INPUT MATERIAL START

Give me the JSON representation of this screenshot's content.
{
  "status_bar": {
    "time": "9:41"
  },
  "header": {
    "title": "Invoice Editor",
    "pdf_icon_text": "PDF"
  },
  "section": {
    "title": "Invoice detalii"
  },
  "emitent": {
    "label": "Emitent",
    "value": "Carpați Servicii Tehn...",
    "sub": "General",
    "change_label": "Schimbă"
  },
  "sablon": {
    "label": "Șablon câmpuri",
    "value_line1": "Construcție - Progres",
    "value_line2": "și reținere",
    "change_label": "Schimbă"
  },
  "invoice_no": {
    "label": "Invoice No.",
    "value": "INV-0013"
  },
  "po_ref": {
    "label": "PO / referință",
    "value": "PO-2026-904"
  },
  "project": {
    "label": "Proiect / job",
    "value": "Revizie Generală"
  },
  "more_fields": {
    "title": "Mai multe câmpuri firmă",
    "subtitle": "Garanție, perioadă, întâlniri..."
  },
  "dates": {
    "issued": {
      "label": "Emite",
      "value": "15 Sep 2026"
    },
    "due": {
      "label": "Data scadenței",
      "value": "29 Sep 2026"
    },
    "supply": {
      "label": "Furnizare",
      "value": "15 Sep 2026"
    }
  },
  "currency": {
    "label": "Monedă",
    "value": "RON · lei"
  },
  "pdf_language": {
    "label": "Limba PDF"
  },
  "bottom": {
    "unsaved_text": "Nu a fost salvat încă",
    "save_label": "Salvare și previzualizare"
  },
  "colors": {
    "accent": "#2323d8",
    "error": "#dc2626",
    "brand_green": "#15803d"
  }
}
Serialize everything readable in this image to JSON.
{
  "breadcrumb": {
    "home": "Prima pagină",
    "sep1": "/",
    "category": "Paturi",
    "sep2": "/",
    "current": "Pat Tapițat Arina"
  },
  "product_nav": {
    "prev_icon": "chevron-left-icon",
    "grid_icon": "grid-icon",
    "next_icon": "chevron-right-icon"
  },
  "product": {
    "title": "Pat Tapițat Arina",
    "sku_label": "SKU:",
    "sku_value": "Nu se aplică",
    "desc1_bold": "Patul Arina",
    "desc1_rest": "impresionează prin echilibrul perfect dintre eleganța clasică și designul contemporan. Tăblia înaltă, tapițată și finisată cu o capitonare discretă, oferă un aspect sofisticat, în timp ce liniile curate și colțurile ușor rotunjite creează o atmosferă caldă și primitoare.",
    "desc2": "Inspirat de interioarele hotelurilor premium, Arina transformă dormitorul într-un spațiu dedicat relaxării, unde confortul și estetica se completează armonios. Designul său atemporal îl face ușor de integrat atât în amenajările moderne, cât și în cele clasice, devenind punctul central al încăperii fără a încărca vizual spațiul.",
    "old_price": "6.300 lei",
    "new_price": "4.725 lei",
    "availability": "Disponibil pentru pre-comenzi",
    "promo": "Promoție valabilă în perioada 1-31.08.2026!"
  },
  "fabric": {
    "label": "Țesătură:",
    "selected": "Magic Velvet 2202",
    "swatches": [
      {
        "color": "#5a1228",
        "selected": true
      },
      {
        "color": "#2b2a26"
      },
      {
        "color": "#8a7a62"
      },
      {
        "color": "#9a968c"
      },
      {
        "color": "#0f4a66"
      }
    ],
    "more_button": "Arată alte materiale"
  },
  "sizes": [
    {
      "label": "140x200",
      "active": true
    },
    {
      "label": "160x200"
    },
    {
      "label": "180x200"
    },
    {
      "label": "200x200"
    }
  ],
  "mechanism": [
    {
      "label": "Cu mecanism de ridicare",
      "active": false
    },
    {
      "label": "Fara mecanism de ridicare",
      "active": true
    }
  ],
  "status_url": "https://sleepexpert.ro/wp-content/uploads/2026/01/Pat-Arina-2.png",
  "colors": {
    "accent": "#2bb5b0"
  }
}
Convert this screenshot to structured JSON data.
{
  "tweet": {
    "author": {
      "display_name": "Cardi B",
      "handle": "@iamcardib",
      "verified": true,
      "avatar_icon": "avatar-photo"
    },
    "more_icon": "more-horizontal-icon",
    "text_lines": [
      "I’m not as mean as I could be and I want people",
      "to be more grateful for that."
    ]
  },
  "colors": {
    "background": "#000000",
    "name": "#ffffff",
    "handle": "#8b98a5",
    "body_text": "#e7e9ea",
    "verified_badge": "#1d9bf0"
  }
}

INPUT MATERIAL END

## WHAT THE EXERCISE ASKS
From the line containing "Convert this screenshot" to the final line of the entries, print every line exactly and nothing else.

## RESULT
Convert this screenshot to structured JSON data.
{
  "tweet": {
    "author": {
      "display_name": "Cardi B",
      "handle": "@iamcardib",
      "verified": true,
      "avatar_icon": "avatar-photo"
    },
    "more_icon": "more-horizontal-icon",
    "text_lines": [
      "I’m not as mean as I could be and I want people",
      "to be more grateful for that."
    ]
  },
  "colors": {
    "background": "#000000",
    "name": "#ffffff",
    "handle": "#8b98a5",
    "body_text": "#e7e9ea",
    "verified_badge": "#1d9bf0"
  }
}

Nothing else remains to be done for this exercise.